Normandy is tranquil. Picturesque and profoundly rural with its lush rolling pastures. Small farms and oilseed rape flowers.
The maritime Garden of Eden remains a largely untouched paradise. Sprawling across France’s northwest. It is blessed with a stunning natural beauty that once inspired Monet and Boudin.
We are on our way to Deauville in Normandy. Where we are planning to spend an awfully French weekend. Read: a perfect combination of amazing food. Great wine and total laziness. Add spectacular art exhibitions and you know all the reasons for my often visits to this country. LOL
But back to the subject. On our way we planned two stops. First in the scenic Giverny and another in upscale Honfleur.
Giverny is known for the Claude Monet House. Monet drawn to the verdant hills. Woodsy haystacks and lily-strewn river, moved here in 1883. Changed this sleepy village forever. By 1887 Paul Cezanne as well as Cassatt and Sargent. Among many other American painters brought their easels and turned this little town into a colony of artists.
Monet’s house and its famous garden create a truly kaleidoscopic landscape. A perfect mix of colours and textures. From pink stucco. Through purple irises. Orange tulips to the almost white flowers of Japanese cherries.
The garden has two parts. The Walled Garden just outside of the house. Filled with colourful flowers such as oriental poppies, lupins, tulips, herbaceous perennials, roses, trailing nasturtiums and fruit trees.
The Water Garden on the other side of the road has a pond and a bright-green Japanese bridge. A couple of boats similar to those that were featured in some of Monet’s paintings. This garden is planted with huge weeping willows, bamboos, wisterias and famous water lilies.
Museum of Impressionism in Giverny displays the works of Monet, Cezanne, Denis, Delacroix and Signac. While the American Museum of Art presents the works of Sargent, Robinson, Taylor, Bruce, Cassatt and Breck. Even though I’m not the a big fan of Impressionism I thoroughly have enjoyed my visit in Giverny.

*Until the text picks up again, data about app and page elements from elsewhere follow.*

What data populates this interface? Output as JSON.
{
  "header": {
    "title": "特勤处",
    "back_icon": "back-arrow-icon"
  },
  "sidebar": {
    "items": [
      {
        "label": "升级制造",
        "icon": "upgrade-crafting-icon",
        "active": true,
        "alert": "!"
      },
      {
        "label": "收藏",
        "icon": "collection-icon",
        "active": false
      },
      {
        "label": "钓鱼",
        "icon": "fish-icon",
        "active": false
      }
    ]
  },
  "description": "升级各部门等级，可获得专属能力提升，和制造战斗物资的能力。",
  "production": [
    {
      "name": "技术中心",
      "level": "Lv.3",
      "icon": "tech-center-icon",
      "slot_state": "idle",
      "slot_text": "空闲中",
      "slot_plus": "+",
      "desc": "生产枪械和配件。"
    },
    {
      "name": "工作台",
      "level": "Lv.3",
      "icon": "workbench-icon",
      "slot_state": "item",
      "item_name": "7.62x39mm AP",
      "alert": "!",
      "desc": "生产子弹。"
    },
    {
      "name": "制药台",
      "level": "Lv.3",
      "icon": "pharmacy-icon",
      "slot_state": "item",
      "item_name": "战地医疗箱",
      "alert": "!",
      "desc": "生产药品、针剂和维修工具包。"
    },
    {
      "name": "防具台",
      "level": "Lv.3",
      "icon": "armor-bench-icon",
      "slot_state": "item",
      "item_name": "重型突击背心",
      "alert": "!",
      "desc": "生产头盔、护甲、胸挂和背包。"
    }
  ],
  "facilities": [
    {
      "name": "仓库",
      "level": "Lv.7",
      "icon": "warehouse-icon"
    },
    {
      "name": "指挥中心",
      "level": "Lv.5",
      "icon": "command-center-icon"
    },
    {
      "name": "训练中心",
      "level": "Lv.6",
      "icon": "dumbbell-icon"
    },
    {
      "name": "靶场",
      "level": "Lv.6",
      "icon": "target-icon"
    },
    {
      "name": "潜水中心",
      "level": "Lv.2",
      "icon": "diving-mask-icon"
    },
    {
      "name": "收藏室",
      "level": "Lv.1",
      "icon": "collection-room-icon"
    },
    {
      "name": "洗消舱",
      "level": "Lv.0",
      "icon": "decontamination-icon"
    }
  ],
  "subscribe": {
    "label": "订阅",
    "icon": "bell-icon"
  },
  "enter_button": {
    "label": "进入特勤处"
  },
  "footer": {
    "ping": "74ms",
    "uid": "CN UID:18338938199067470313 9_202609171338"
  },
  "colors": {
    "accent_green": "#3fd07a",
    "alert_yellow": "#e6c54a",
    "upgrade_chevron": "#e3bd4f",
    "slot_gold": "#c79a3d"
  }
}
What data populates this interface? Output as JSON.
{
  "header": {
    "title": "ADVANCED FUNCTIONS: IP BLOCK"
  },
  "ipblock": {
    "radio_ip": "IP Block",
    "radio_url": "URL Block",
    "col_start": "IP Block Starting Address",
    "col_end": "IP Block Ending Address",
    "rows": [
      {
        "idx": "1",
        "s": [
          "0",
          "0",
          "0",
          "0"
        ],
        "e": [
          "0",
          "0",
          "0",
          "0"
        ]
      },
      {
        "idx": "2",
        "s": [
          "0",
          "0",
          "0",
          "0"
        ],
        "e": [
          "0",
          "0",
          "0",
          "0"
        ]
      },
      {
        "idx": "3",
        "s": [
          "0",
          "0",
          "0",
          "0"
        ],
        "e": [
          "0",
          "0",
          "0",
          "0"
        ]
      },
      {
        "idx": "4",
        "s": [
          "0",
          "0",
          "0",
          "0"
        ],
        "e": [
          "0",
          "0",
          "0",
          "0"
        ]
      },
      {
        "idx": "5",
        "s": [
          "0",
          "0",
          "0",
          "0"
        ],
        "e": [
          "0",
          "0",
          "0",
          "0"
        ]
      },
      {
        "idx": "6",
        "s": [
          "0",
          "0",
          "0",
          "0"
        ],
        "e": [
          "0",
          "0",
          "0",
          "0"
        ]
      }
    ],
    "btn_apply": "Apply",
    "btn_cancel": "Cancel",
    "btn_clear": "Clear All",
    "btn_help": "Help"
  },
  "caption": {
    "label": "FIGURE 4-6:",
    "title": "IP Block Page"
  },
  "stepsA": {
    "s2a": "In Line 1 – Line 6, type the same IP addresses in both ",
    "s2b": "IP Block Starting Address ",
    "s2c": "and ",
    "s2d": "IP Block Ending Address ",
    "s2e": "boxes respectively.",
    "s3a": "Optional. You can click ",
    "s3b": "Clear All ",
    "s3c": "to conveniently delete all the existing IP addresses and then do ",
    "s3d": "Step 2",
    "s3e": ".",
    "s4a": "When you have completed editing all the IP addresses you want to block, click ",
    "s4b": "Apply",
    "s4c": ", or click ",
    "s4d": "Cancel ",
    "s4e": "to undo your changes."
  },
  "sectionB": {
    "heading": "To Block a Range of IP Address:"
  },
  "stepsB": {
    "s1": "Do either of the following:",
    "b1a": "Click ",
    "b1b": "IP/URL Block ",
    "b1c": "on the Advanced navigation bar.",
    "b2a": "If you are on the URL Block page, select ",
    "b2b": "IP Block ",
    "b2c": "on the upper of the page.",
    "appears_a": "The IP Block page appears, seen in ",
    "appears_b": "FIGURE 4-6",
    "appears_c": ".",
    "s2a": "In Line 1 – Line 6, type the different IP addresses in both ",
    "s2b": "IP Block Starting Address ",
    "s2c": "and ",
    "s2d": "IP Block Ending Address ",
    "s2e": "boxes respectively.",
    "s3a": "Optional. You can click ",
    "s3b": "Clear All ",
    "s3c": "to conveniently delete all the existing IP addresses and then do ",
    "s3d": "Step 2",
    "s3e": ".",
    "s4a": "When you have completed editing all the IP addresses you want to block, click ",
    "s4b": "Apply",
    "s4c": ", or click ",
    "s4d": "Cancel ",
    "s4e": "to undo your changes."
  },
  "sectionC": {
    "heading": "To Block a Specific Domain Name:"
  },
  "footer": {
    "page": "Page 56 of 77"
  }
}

Despite of all the famous artists living here and thousands of tourists coming every year Giverny retains its rustic tranquility. The village has two streets on the hillside lined with low houses in a pink and green pebble dash. Charcoal roofs with walls covered with wisterias and five-leaved ivy.
The church in the village is a weird monument of Romanesque origin. Rebuilt in the Gothic period and dedicated to Saint Radegunda. The cemetery by the church holds some ancient Gallo-Roman graves with unique coffins made out of plaster.
It is a lovely little French village really worth visiting.
Another kernel of Impressionism in Normandy is Honfleur. Beloved by artists. Gracious little seaside town with the outstanding Old Dock. Surrounded by picturesque narrow houses almost as colourful as in the days when the great Impressionist master often painted it.
In the 19th century it served as a meeting point. Eugene Boudin who was born here and fellow artists such as Monet, Jongkind and Dubourg gathered here along with poets like Charles Baudelaire.
It is said that Impressionism was borne in this place, in Normandy.
The city has an outstanding museum named after its most famous painter – Boudin. Beside paintings by numerous 19th and 20th century painters holds a collection of Normandy head-dresses, costumes and furniture.
Although the town has many impressive churches. Such as St Catherine, St Etienne, St Leonard, St Stephen, and the Litutenance. The most eye – catching are the Old Docks and its surroundings.
A real delight is to stroll around down the narrow cobbled streets lined with full and half-timber houses. Art galleries and cider shops.
I love this kind of holidays, sunny weather, art, Michelin – starred restaurants and lovely countryside. It doesn’t get any better! Ok, ok it does get better! When you are on the absolutely adventurous traverse through the endless steppes of Kazakhstan. Deserts of Jordan or the backwaters of Kerala. But from time to time I simply need to be a total jet – setter.